Lorries transporting fish and shellfish to the continent will be “prioritised” at UK ports following the end of the Brexit transition, Michael Gove has said.
The pledge came amid warnings exporters will face 7,000-truck-long queues in Kent and two-day delays to trade from January.
According to leaked Cabinet Office documents, without a free trade deal and in its reasonable worst-case scenario, there may be “maximum queues of 7,000 port-bound trucks in Kent and associated maximum delays of up to two days”.
“Both imports and exports could be disrupted to a similar extent,” it states.
Mr Gove, who is responsible for no-deal planning, told MPs: “We will be making sure that we prioritise fish and shellfish from Scottish harbours in order to make sure that they reach the fish market in Boulogne without impediment.”

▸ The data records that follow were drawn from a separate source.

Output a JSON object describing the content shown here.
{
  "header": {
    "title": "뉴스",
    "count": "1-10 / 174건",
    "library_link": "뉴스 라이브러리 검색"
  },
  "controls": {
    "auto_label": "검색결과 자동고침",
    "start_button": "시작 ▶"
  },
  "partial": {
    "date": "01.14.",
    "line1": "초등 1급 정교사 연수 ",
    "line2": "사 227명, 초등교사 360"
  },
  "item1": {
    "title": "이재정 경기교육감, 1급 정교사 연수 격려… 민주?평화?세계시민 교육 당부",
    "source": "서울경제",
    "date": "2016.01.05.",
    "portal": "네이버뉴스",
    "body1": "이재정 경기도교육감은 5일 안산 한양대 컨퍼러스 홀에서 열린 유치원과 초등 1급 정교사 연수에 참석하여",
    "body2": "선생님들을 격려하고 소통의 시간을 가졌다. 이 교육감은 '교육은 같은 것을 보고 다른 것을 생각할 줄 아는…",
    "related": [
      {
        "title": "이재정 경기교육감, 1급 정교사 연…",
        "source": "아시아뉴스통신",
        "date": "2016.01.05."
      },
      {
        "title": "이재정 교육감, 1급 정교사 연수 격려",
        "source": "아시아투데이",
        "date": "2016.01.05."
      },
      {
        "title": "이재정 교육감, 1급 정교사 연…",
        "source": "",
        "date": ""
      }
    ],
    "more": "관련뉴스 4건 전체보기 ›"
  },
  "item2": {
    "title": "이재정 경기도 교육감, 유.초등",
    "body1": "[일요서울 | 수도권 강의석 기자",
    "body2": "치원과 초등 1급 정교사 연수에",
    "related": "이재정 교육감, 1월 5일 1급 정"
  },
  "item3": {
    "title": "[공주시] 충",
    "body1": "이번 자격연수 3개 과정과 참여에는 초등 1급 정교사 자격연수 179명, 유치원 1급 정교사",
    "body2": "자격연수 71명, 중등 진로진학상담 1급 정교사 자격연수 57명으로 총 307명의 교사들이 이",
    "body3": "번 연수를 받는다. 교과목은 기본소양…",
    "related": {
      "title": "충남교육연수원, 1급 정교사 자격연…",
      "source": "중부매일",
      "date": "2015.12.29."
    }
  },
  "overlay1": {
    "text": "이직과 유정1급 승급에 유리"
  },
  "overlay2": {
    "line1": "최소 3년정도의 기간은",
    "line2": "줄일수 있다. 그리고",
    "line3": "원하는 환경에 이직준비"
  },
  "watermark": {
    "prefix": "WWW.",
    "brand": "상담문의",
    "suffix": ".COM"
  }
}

The comments came in response to Perth MP Pete Wishart, who branded the Brexit plans “madness”.
“Today’s the day where all the Brexit chickens come home to roost, only of course they won’t because they’ll be sitting in a 7,000-strong lorry queue in a Kent motorway for two days waiting to be dispatched,” he said.
“I remember the days of the ‘easiest deal in history’, ‘having our cake and eating it’ while observing the sunny uplands. But even the Duchy (Michael Gove) himself told us that we hold all the cards.
“Well, it seems the only card we hold at the moment is the joker with his Spitting Image mush all over the front of it.”
Mr Gove hit back, saying: “As we take back control of our waters, access to marine resources enables Scotland to get thousands of new jobs, millions in new investment.
“Sadly, the Scottish Government have taken the view that they wish to re-enter the European Union, give up access to that bounty and to sell the coastal communities of Scotland short, I think that’s probably a mistake.”
The comments came as Mr Gove revealed only a quarter of UK businesses are ready for the end of the Brexit transition period in less than four months’ time.
The Cabinet Office minister told MPs a government survey had found that while 78% of businesses had taken some steps to prepare for breaking away from EU trading rules on January 1, just 24% said they were fully ready.
Truckers heading to the border will need to secure a “Kent Access Permit” by completing paperwork before being allowed to enter the county, effectively creating a de facto internal border.
“We want to make sure that people use a relatively simple process in order to get what will become known as a Kent Access Permit, which means that they can then proceed smoothly, because they do have the material required,” Mr Gove said.
“If they don’t have the material required, then it will be the case that through policing, ANPR cameras and other means, we’ll do our very best to ensure that constituents are not inconvenienced.”